If you journey north from the coastal communities of Moose Factory and Attawapiskat, hugging the curvaceous eastern shoreline of James and then Hudson Bay, you eventually reach the inlet that leads to the hamlet of Baker Lake in Nunavut. It’s the geographic centre of Canada. Baker Lake has been transformed by gold mining over the past decade.

Read more

In the Courts: First Nation takes B.C. government to court over Brucejack mine – by Dustin Godfrey (Business In Vancouver – February 2023)


The Tsetsaut/Skii km Lax Ha Nation is taking the province to court claiming the government failed in its duty to consult with the First Nation regarding a mining company’s acquisition of a mine in its territory, and has failed to work with the mine’s new owners and the nation to continue negotiations of a benefit-sharing agreement.

Newcrest Mining Ltd. (TSX:NCM) announced in late 2021 its interest in acquiring Pretium Resources Inc. (TSX, NYSE:PVG) and the Brucejack gold mine. The First Nation, also referred to as the TSKLH Nation, had been in negotiations with Pretium regarding a benefit-sharing agreement.

Read more

Nisga’a and Tahltan First Nations partner on gold mining project with Seabridge Gold – by Alex Antrobus (Terrance Standard – February 9, 2023)


The Nisga’a and Tahltan First Nations have announced the Treaty Creek Limited Partnership, which aims to optimize their participation and economic benefits from the KSM mining project.

The KSM mining site, owned and operated by Seabridge Gold, is situated within the Golden Triangle — an area of northern B.C. that has historically been a resource-rich area.
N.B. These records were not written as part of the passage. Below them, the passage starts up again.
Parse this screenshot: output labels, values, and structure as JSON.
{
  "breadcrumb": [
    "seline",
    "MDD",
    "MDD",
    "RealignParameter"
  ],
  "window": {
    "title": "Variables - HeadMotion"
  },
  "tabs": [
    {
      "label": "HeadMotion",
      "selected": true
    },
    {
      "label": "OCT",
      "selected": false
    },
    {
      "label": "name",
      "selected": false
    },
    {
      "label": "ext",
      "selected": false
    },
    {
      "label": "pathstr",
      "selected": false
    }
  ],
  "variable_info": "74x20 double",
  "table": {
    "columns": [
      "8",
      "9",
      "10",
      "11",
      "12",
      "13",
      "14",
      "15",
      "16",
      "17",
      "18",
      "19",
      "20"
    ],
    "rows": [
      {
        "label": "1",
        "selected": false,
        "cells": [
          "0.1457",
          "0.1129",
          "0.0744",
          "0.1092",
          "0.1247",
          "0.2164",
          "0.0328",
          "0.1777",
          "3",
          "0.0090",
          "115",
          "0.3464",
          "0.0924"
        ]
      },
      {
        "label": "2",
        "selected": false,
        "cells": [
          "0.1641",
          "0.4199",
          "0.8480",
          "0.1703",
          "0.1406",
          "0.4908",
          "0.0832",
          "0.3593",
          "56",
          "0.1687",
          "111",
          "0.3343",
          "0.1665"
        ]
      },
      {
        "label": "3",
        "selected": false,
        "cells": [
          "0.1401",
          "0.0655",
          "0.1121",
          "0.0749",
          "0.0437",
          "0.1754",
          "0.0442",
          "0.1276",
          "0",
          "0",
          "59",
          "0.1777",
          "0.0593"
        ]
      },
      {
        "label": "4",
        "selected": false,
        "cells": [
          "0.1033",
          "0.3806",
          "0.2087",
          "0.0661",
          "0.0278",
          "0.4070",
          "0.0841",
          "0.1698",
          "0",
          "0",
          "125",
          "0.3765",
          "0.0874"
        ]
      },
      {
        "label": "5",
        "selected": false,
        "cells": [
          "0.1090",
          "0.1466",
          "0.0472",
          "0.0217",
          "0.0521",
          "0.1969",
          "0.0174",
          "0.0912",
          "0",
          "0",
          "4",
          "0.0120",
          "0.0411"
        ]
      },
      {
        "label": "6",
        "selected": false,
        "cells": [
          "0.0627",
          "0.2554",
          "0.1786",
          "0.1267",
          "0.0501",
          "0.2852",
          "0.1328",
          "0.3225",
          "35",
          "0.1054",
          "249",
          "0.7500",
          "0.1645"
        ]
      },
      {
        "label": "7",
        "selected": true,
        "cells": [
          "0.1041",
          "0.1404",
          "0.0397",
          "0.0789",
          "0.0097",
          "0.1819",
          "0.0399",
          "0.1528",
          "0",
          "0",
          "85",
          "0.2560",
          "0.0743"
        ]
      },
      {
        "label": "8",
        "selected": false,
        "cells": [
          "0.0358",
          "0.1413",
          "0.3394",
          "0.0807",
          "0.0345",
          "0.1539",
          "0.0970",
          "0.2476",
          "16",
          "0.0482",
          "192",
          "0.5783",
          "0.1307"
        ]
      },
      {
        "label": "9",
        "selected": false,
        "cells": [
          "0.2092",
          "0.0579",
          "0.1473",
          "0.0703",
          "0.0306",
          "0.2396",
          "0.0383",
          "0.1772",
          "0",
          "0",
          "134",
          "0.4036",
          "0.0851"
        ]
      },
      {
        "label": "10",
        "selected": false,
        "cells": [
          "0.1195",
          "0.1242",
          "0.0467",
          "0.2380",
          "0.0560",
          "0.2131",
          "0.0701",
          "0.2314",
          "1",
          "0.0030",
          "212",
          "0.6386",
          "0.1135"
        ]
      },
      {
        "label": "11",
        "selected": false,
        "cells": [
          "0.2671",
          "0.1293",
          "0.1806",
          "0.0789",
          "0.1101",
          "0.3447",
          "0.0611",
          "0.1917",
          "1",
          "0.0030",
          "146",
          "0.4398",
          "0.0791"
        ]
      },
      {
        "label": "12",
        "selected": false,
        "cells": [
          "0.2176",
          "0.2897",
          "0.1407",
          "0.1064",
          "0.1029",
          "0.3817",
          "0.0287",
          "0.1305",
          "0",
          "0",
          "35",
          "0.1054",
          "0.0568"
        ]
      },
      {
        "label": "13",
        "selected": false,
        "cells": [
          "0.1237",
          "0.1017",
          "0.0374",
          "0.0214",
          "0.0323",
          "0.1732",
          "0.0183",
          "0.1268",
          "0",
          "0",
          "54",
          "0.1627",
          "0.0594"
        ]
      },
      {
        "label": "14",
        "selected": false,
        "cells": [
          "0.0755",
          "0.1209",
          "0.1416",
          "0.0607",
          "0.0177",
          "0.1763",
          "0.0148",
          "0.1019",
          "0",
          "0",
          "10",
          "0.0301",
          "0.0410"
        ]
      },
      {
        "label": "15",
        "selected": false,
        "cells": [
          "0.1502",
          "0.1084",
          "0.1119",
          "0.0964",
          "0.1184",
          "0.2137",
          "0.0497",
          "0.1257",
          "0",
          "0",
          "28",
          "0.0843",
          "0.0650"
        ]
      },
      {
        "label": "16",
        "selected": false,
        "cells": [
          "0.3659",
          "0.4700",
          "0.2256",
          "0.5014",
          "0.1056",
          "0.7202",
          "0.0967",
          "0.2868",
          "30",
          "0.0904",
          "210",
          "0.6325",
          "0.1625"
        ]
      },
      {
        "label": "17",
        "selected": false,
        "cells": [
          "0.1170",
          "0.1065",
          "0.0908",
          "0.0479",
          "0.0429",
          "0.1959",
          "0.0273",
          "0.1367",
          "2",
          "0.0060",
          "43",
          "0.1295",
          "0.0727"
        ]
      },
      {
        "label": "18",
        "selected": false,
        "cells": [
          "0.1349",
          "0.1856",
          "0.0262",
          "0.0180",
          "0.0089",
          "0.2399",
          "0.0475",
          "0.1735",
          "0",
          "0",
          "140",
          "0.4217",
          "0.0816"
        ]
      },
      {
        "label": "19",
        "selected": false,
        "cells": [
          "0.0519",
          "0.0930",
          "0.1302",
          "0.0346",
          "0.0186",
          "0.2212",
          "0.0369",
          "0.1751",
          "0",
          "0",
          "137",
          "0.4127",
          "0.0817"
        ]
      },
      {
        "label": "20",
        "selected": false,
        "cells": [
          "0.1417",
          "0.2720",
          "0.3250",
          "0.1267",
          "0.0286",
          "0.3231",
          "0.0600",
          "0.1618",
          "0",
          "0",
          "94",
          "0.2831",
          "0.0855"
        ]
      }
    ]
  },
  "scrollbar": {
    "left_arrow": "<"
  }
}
This particular mining operation seeks to extract gold, copper, silver, and molybdenum.

Read more

British Columbia First Nations forge partnership to participate in Seabridge Gold’s KSM project – by Amanda Strutt (Mining.com – January 26, 2023)


British Columbia’s Tahltan Nation and Nisg̱a’a Nation announced Thursday that they have joined together in a new partnership that brings new life to a historic and centuries-old Peace Treaty, through the Treaty Creek Limited Partnership.

The partnership was announced on the final day of AME Roundup conference in Vancouver and will optimize the Nisga’a and Tahltan’s participation at the massive Seabridge KSM project.

Read more

Three new B.C. mines aim to pour first gold in 2024 – by Nelson Bennett (Business In Vancouver – January 25, 2023)


Of eight new mines or expansions in the queue, one is on Nisga’a Nation treaty land

There are currently eight new mines or mine expansions in the queue in B.C. worth a total investment of $6.6 billion, according to Premier David Eby, who spoke Monday at the Association of Mineral Exploration (AME) Roundup conference.

Two of those new mines are aiming to be in production in a little over a year from now, and one is unique in that it will be the first mine to be built on Nisga’a Nation treaty land.

Read more